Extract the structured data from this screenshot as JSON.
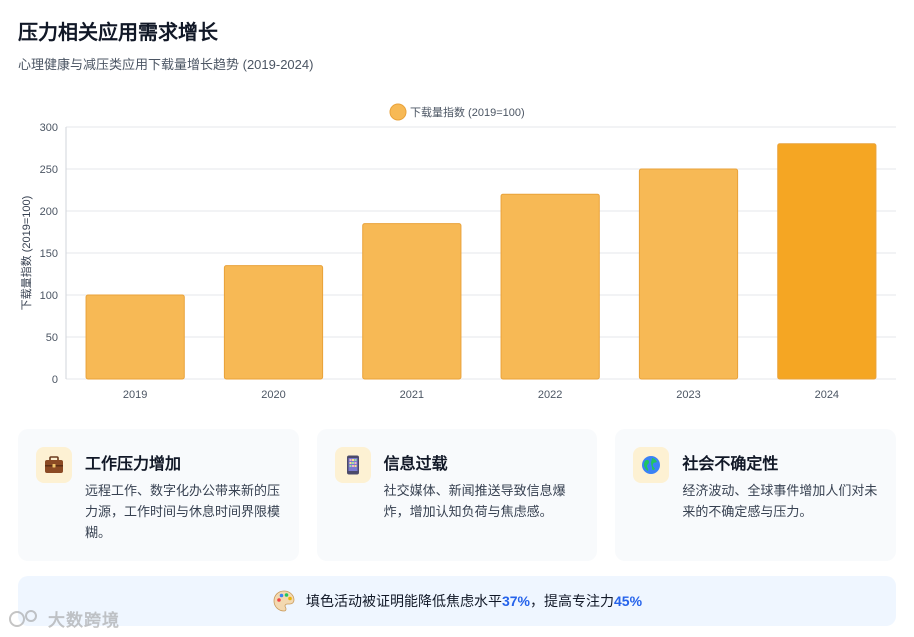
{
  "header": {
    "title": "压力相关应用需求增长",
    "subtitle": "心理健康与减压类应用下载量增长趋势 (2019-2024)"
  },
  "chart_data": {
    "type": "bar",
    "categories": [
      "2019",
      "2020",
      "2021",
      "2022",
      "2023",
      "2024"
    ],
    "series": [
      {
        "name": "下载量指数 (2019=100)",
        "values": [
          100,
          135,
          185,
          220,
          250,
          280
        ]
      }
    ],
    "ylabel": "下载量指数 (2019=100)",
    "xlabel": "",
    "ylim": [
      0,
      300
    ],
    "yticks": [
      "0",
      "50",
      "100",
      "150",
      "200",
      "250",
      "300"
    ],
    "grid": true,
    "legend": "top-center",
    "bar_color": "#f7b955",
    "highlight_color": "#f5a623",
    "highlight_index": 5
  },
  "cards": [
    {
      "icon": "briefcase-icon",
      "title": "工作压力增加",
      "text": "远程工作、数字化办公带来新的压力源，工作时间与休息时间界限模糊。"
    },
    {
      "icon": "phone-icon",
      "title": "信息过载",
      "text": "社交媒体、新闻推送导致信息爆炸，增加认知负荷与焦虑感。"
    },
    {
      "icon": "globe-icon",
      "title": "社会不确定性",
      "text": "经济波动、全球事件增加人们对未来的不确定感与压力。"
    }
  ],
  "banner": {
    "icon": "palette-icon",
    "text_before": "填色活动被证明能降低焦虑水平",
    "anxiety_pct": "37%",
    "text_middle": "，提高专注力",
    "focus_pct": "45%"
  },
  "watermark": {
    "text": "大数跨境"
  }
}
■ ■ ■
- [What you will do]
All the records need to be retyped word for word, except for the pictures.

- [Response area]
Extract the structured data from this screenshot as JSON.
{
  "header": {
    "title": "压力相关应用需求增长",
    "subtitle": "心理健康与减压类应用下载量增长趋势 (2019-2024)"
  },
  "chart_data": {
    "type": "bar",
    "categories": [
      "2019",
      "2020",
      "2021",
      "2022",
      "2023",
      "2024"
    ],
    "series": [
      {
        "name": "下载量指数 (2019=100)",
        "values": [
          100,
          135,
          185,
          220,
          250,
          280
        ]
      }
    ],
    "ylabel": "下载量指数 (2019=100)",
    "xlabel": "",
    "ylim": [
      0,
      300
    ],
    "yticks": [
      "0",
      "50",
      "100",
      "150",
      "200",
      "250",
      "300"
    ],
    "grid": true,
    "legend": "top-center",
    "bar_color": "#f7b955",
    "highlight_color": "#f5a623",
    "highlight_index": 5
  },
  "cards": [
    {
      "icon": "briefcase-icon",
      "title": "工作压力增加",
      "text": "远程工作、数字化办公带来新的压力源，工作时间与休息时间界限模糊。"
    },
    {
      "icon": "phone-icon",
      "title": "信息过载",
      "text": "社交媒体、新闻推送导致信息爆炸，增加认知负荷与焦虑感。"
    },
    {
      "icon": "globe-icon",
      "title": "社会不确定性",
      "text": "经济波动、全球事件增加人们对未来的不确定感与压力。"
    }
  ],
  "banner": {
    "icon": "palette-icon",
    "text_before": "填色活动被证明能降低焦虑水平",
    "anxiety_pct": "37%",
    "text_middle": "，提高专注力",
    "focus_pct": "45%"
  },
  "watermark": {
    "text": "大数跨境"
  }
}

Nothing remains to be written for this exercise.